▶ _Aim of the exercise_
The following entries are to be retyped in full, exactly as written.

▶ _Records to use_
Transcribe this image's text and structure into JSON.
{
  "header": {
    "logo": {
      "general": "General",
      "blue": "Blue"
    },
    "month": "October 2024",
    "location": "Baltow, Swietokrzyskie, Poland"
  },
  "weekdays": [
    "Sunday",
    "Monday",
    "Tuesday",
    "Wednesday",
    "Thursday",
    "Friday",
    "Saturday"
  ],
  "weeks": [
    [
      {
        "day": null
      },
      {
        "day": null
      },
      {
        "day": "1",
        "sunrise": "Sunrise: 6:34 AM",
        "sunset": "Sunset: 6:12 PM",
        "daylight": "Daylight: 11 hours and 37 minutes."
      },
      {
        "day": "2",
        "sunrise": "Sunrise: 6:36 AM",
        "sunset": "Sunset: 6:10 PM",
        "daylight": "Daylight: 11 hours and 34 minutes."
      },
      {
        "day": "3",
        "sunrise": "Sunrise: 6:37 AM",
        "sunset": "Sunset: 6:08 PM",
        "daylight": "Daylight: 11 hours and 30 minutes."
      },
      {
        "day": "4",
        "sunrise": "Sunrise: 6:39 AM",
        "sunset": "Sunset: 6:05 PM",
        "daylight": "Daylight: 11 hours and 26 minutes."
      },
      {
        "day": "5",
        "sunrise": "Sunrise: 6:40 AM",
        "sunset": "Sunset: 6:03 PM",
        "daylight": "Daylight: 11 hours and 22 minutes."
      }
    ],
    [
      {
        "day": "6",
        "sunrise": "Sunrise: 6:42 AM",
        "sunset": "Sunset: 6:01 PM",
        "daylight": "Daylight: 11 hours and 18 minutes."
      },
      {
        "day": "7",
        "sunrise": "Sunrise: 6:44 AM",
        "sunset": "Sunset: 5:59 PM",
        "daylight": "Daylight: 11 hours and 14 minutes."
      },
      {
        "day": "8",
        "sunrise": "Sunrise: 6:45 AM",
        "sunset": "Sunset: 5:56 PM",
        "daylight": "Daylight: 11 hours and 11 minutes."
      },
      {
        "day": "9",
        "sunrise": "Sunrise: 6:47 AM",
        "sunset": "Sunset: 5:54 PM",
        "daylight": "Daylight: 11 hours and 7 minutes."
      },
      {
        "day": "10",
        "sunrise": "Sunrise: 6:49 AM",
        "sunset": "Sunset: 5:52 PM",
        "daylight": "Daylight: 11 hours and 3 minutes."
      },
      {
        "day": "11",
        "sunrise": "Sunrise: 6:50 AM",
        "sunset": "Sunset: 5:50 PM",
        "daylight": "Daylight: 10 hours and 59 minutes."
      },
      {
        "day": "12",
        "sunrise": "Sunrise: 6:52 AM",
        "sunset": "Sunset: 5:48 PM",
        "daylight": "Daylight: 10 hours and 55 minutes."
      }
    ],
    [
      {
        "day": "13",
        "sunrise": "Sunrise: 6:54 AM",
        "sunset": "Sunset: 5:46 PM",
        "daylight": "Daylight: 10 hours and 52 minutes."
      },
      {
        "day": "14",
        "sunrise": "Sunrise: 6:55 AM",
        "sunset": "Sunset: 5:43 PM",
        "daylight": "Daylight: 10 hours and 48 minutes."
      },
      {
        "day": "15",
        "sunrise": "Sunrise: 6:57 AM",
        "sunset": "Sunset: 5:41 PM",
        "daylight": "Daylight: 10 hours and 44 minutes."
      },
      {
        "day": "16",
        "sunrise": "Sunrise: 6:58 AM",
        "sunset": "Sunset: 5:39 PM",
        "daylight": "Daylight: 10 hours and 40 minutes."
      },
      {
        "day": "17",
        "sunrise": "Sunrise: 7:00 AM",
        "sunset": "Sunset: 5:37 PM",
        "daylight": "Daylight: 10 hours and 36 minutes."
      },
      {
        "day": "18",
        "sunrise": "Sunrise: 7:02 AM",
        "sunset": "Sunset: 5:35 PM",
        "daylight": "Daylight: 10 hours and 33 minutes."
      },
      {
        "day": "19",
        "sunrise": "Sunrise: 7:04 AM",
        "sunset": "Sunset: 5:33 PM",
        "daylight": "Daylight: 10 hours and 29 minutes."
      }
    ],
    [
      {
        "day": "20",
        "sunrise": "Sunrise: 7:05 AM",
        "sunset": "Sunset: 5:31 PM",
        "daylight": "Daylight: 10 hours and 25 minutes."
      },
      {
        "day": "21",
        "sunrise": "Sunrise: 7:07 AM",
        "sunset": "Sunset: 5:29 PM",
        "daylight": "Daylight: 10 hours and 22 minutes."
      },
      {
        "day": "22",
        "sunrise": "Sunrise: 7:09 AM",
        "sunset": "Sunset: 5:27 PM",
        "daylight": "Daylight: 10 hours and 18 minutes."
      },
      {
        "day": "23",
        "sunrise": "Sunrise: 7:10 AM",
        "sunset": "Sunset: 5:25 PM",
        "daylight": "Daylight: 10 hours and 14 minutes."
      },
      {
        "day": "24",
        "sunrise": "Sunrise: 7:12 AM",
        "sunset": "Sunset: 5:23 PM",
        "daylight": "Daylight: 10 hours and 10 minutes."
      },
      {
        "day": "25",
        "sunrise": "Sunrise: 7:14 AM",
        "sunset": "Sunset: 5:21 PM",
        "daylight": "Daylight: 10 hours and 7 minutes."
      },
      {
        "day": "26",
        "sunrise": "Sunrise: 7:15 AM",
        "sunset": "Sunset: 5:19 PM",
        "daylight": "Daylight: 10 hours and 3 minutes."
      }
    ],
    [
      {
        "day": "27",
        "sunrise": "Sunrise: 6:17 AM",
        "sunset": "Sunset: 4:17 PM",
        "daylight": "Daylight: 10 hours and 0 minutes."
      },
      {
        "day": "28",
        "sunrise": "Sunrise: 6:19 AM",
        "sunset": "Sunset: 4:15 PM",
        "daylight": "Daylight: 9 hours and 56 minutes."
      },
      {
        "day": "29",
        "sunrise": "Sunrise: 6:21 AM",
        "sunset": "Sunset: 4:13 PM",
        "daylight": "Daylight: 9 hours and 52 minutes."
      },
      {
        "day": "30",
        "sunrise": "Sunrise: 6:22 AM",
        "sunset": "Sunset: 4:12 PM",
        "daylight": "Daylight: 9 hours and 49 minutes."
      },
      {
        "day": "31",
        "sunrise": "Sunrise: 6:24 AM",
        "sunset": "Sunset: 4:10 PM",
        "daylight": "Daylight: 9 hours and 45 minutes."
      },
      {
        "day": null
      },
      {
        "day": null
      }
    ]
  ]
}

▶ _Your response_
Transcribe this image's text and structure into JSON.
{
  "header": {
    "logo": {
      "general": "General",
      "blue": "Blue"
    },
    "month": "October 2024",
    "location": "Baltow, Swietokrzyskie, Poland"
  },
  "weekdays": [
    "Sunday",
    "Monday",
    "Tuesday",
    "Wednesday",
    "Thursday",
    "Friday",
    "Saturday"
  ],
  "weeks": [
    [
      {
        "day": null
      },
      {
        "day": null
      },
      {
        "day": "1",
        "sunrise": "Sunrise: 6:34 AM",
        "sunset": "Sunset: 6:12 PM",
        "daylight": "Daylight: 11 hours and 37 minutes."
      },
      {
        "day": "2",
        "sunrise": "Sunrise: 6:36 AM",
        "sunset": "Sunset: 6:10 PM",
        "daylight": "Daylight: 11 hours and 34 minutes."
      },
      {
        "day": "3",
        "sunrise": "Sunrise: 6:37 AM",
        "sunset": "Sunset: 6:08 PM",
        "daylight": "Daylight: 11 hours and 30 minutes."
      },
      {
        "day": "4",
        "sunrise": "Sunrise: 6:39 AM",
        "sunset": "Sunset: 6:05 PM",
        "daylight": "Daylight: 11 hours and 26 minutes."
      },
      {
        "day": "5",
        "sunrise": "Sunrise: 6:40 AM",
        "sunset": "Sunset: 6:03 PM",
        "daylight": "Daylight: 11 hours and 22 minutes."
      }
    ],
    [
      {
        "day": "6",
        "sunrise": "Sunrise: 6:42 AM",
        "sunset": "Sunset: 6:01 PM",
        "daylight": "Daylight: 11 hours and 18 minutes."
      },
      {
        "day": "7",
        "sunrise": "Sunrise: 6:44 AM",
        "sunset": "Sunset: 5:59 PM",
        "daylight": "Daylight: 11 hours and 14 minutes."
      },
      {
        "day": "8",
        "sunrise": "Sunrise: 6:45 AM",
        "sunset": "Sunset: 5:56 PM",
        "daylight": "Daylight: 11 hours and 11 minutes."
      },
      {
        "day": "9",
        "sunrise": "Sunrise: 6:47 AM",
        "sunset": "Sunset: 5:54 PM",
        "daylight": "Daylight: 11 hours and 7 minutes."
      },
      {
        "day": "10",
        "sunrise": "Sunrise: 6:49 AM",
        "sunset": "Sunset: 5:52 PM",
        "daylight": "Daylight: 11 hours and 3 minutes."
      },
      {
        "day": "11",
        "sunrise": "Sunrise: 6:50 AM",
        "sunset": "Sunset: 5:50 PM",
        "daylight": "Daylight: 10 hours and 59 minutes."
      },
      {
        "day": "12",
        "sunrise": "Sunrise: 6:52 AM",
        "sunset": "Sunset: 5:48 PM",
        "daylight": "Daylight: 10 hours and 55 minutes."
      }
    ],
    [
      {
        "day": "13",
        "sunrise": "Sunrise: 6:54 AM",
        "sunset": "Sunset: 5:46 PM",
        "daylight": "Daylight: 10 hours and 52 minutes."
      },
      {
        "day": "14",
        "sunrise": "Sunrise: 6:55 AM",
        "sunset": "Sunset: 5:43 PM",
        "daylight": "Daylight: 10 hours and 48 minutes."
      },
      {
        "day": "15",
        "sunrise": "Sunrise: 6:57 AM",
        "sunset": "Sunset: 5:41 PM",
        "daylight": "Daylight: 10 hours and 44 minutes."
      },
      {
        "day": "16",
        "sunrise": "Sunrise: 6:58 AM",
        "sunset": "Sunset: 5:39 PM",
        "daylight": "Daylight: 10 hours and 40 minutes."
      },
      {
        "day": "17",
        "sunrise": "Sunrise: 7:00 AM",
        "sunset": "Sunset: 5:37 PM",
        "daylight": "Daylight: 10 hours and 36 minutes."
      },
      {
        "day": "18",
        "sunrise": "Sunrise: 7:02 AM",
        "sunset": "Sunset: 5:35 PM",
        "daylight": "Daylight: 10 hours and 33 minutes."
      },
      {
        "day": "19",
        "sunrise": "Sunrise: 7:04 AM",
        "sunset": "Sunset: 5:33 PM",
        "daylight": "Daylight: 10 hours and 29 minutes."
      }
    ],
    [
      {
        "day": "20",
        "sunrise": "Sunrise: 7:05 AM",
        "sunset": "Sunset: 5:31 PM",
        "daylight": "Daylight: 10 hours and 25 minutes."
      },
      {
        "day": "21",
        "sunrise": "Sunrise: 7:07 AM",
        "sunset": "Sunset: 5:29 PM",
        "daylight": "Daylight: 10 hours and 22 minutes."
      },
      {
        "day": "22",
        "sunrise": "Sunrise: 7:09 AM",
        "sunset": "Sunset: 5:27 PM",
        "daylight": "Daylight: 10 hours and 18 minutes."
      },
      {
        "day": "23",
        "sunrise": "Sunrise: 7:10 AM",
        "sunset": "Sunset: 5:25 PM",
        "daylight": "Daylight: 10 hours and 14 minutes."
      },
      {
        "day": "24",
        "sunrise": "Sunrise: 7:12 AM",
        "sunset": "Sunset: 5:23 PM",
        "daylight": "Daylight: 10 hours and 10 minutes."
      },
      {
        "day": "25",
        "sunrise": "Sunrise: 7:14 AM",
        "sunset": "Sunset: 5:21 PM",
        "daylight": "Daylight: 10 hours and 7 minutes."
      },
      {
        "day": "26",
        "sunrise": "Sunrise: 7:15 AM",
        "sunset": "Sunset: 5:19 PM",
        "daylight": "Daylight: 10 hours and 3 minutes."
      }
    ],
    [
      {
        "day": "27",
        "sunrise": "Sunrise: 6:17 AM",
        "sunset": "Sunset: 4:17 PM",
        "daylight": "Daylight: 10 hours and 0 minutes."
      },
      {
        "day": "28",
        "sunrise": "Sunrise: 6:19 AM",
        "sunset": "Sunset: 4:15 PM",
        "daylight": "Daylight: 9 hours and 56 minutes."
      },
      {
        "day": "29",
        "sunrise": "Sunrise: 6:21 AM",
        "sunset": "Sunset: 4:13 PM",
        "daylight": "Daylight: 9 hours and 52 minutes."
      },
      {
        "day": "30",
        "sunrise": "Sunrise: 6:22 AM",
        "sunset": "Sunset: 4:12 PM",
        "daylight": "Daylight: 9 hours and 49 minutes."
      },
      {
        "day": "31",
        "sunrise": "Sunrise: 6:24 AM",
        "sunset": "Sunset: 4:10 PM",
        "daylight": "Daylight: 9 hours and 45 minutes."
      },
      {
        "day": null
      },
      {
        "day": null
      }
    ]
  ]
}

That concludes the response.